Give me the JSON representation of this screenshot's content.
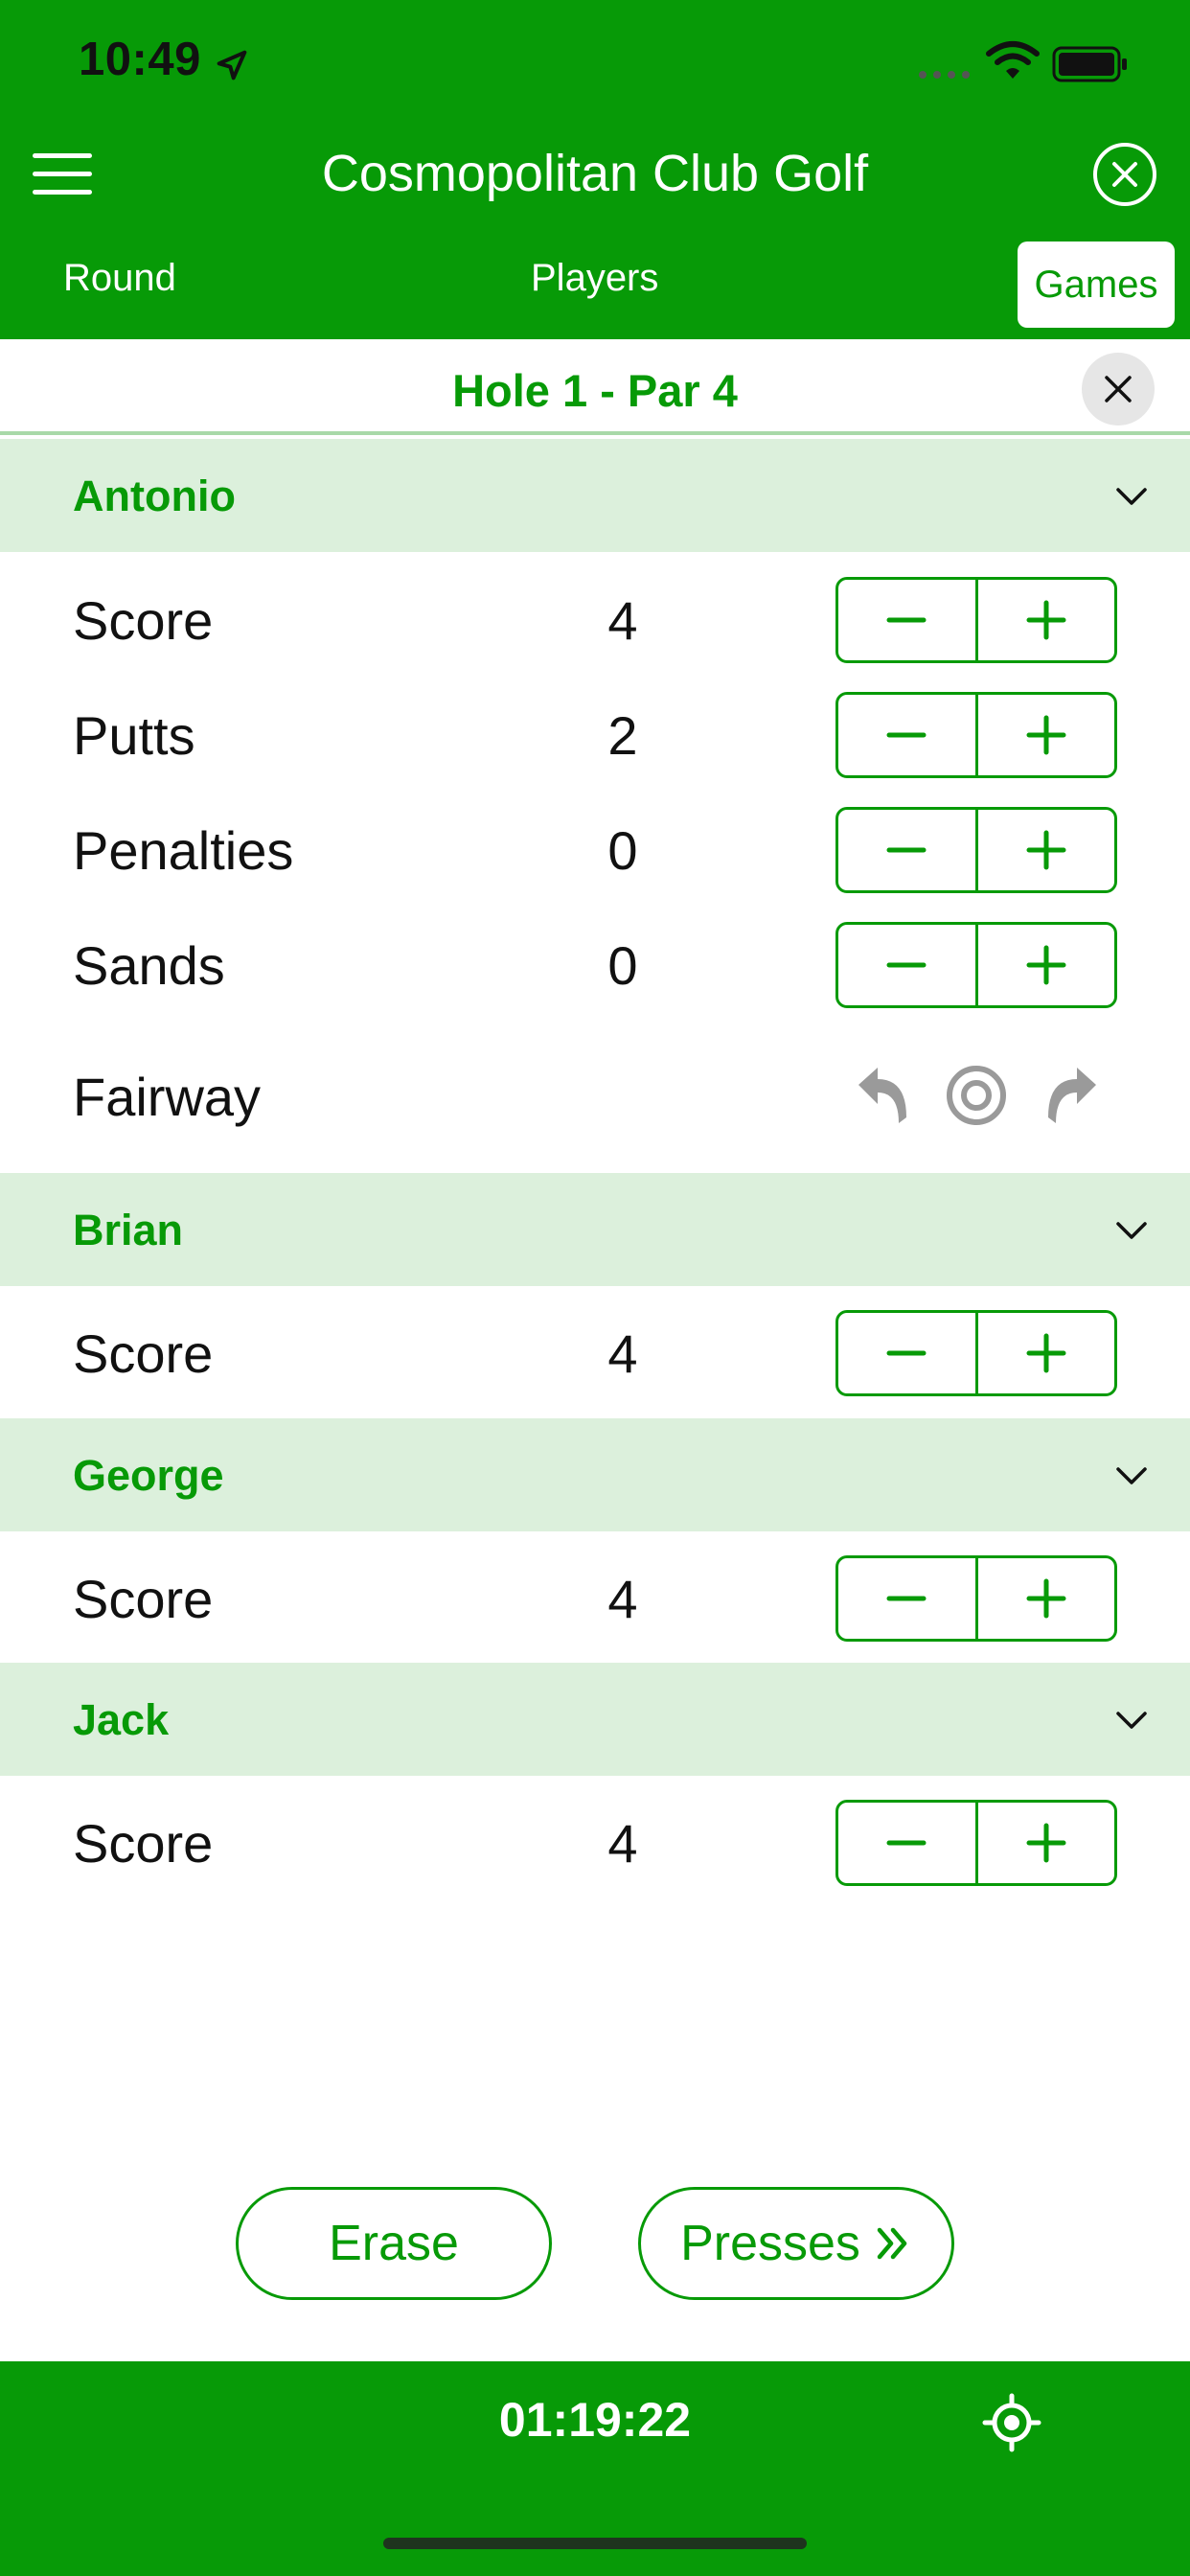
{
  "status_bar": {
    "time": "10:49"
  },
  "header": {
    "title": "Cosmopolitan Club Golf",
    "tabs": [
      {
        "label": "Round"
      },
      {
        "label": "Players"
      },
      {
        "label": "Games"
      }
    ],
    "active_tab": "Games"
  },
  "hole": {
    "title": "Hole 1  -  Par 4"
  },
  "players": [
    {
      "name": "Antonio",
      "rows": [
        {
          "label": "Score",
          "value": "4"
        },
        {
          "label": "Putts",
          "value": "2"
        },
        {
          "label": "Penalties",
          "value": "0"
        },
        {
          "label": "Sands",
          "value": "0"
        }
      ],
      "fairway_label": "Fairway",
      "fairway_options": [
        "miss-left-icon",
        "hit-target-icon",
        "miss-right-icon"
      ]
    },
    {
      "name": "Brian",
      "rows": [
        {
          "label": "Score",
          "value": "4"
        }
      ]
    },
    {
      "name": "George",
      "rows": [
        {
          "label": "Score",
          "value": "4"
        }
      ]
    },
    {
      "name": "Jack",
      "rows": [
        {
          "label": "Score",
          "value": "4"
        }
      ]
    }
  ],
  "actions": {
    "erase_label": "Erase",
    "presses_label": "Presses"
  },
  "footer": {
    "timer": "01:19:22"
  },
  "colors": {
    "brand_green": "#079a07",
    "section_bg": "#dcf0dc",
    "divider": "#a8d9a8"
  }
}
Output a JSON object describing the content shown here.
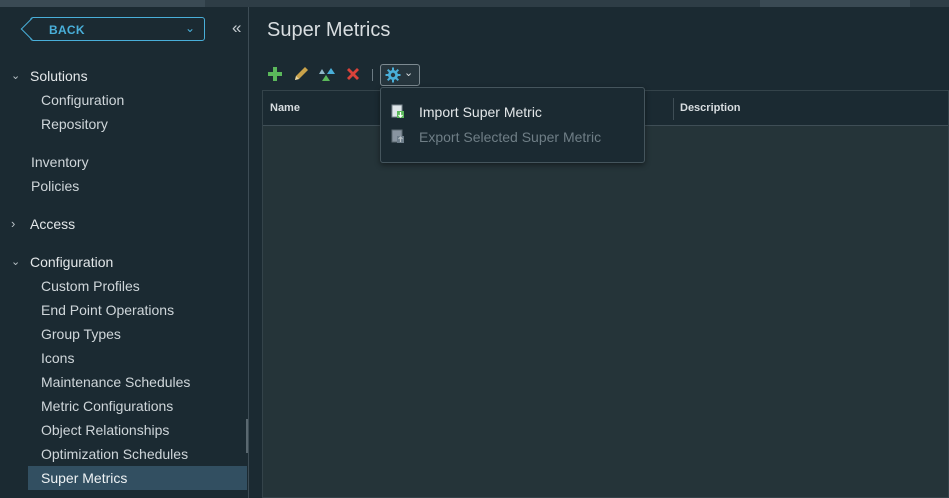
{
  "colors": {
    "accent": "#49afd9",
    "add": "#5bb85b",
    "edit": "#c9a24a",
    "delete": "#d9423a",
    "gear": "#49afd9",
    "active_nav": "#324f61"
  },
  "sidebar": {
    "back_label": "BACK",
    "groups": [
      {
        "label": "Solutions",
        "expanded": true,
        "items": [
          "Configuration",
          "Repository"
        ]
      },
      {
        "label": "Access",
        "expanded": false,
        "items": []
      },
      {
        "label": "Configuration",
        "expanded": true,
        "items": [
          "Custom Profiles",
          "End Point Operations",
          "Group Types",
          "Icons",
          "Maintenance Schedules",
          "Metric Configurations",
          "Object Relationships",
          "Optimization Schedules",
          "Super Metrics"
        ]
      }
    ],
    "top_items": [
      "Inventory",
      "Policies"
    ],
    "active_item": "Super Metrics"
  },
  "main": {
    "title": "Super Metrics",
    "toolbar": {
      "icons": [
        "add-icon",
        "edit-icon",
        "clone-icon",
        "delete-icon",
        "gear-icon"
      ]
    },
    "grid": {
      "columns": [
        "Name",
        "Description"
      ]
    },
    "dropdown": {
      "items": [
        {
          "label": "Import Super Metric",
          "enabled": true
        },
        {
          "label": "Export Selected Super Metric",
          "enabled": false
        }
      ]
    }
  }
}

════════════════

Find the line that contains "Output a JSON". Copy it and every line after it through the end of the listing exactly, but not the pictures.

■ **Reply to the exercise**:
Output a JSON object describing the content shown here.
{
  "colors": {
    "accent": "#49afd9",
    "add": "#5bb85b",
    "edit": "#c9a24a",
    "delete": "#d9423a",
    "gear": "#49afd9",
    "active_nav": "#324f61"
  },
  "sidebar": {
    "back_label": "BACK",
    "groups": [
      {
        "label": "Solutions",
        "expanded": true,
        "items": [
          "Configuration",
          "Repository"
        ]
      },
      {
        "label": "Access",
        "expanded": false,
        "items": []
      },
      {
        "label": "Configuration",
        "expanded": true,
        "items": [
          "Custom Profiles",
          "End Point Operations",
          "Group Types",
          "Icons",
          "Maintenance Schedules",
          "Metric Configurations",
          "Object Relationships",
          "Optimization Schedules",
          "Super Metrics"
        ]
      }
    ],
    "top_items": [
      "Inventory",
      "Policies"
    ],
    "active_item": "Super Metrics"
  },
  "main": {
    "title": "Super Metrics",
    "toolbar": {
      "icons": [
        "add-icon",
        "edit-icon",
        "clone-icon",
        "delete-icon",
        "gear-icon"
      ]
    },
    "grid": {
      "columns": [
        "Name",
        "Description"
      ]
    },
    "dropdown": {
      "items": [
        {
          "label": "Import Super Metric",
          "enabled": true
        },
        {
          "label": "Export Selected Super Metric",
          "enabled": false
        }
      ]
    }
  }
}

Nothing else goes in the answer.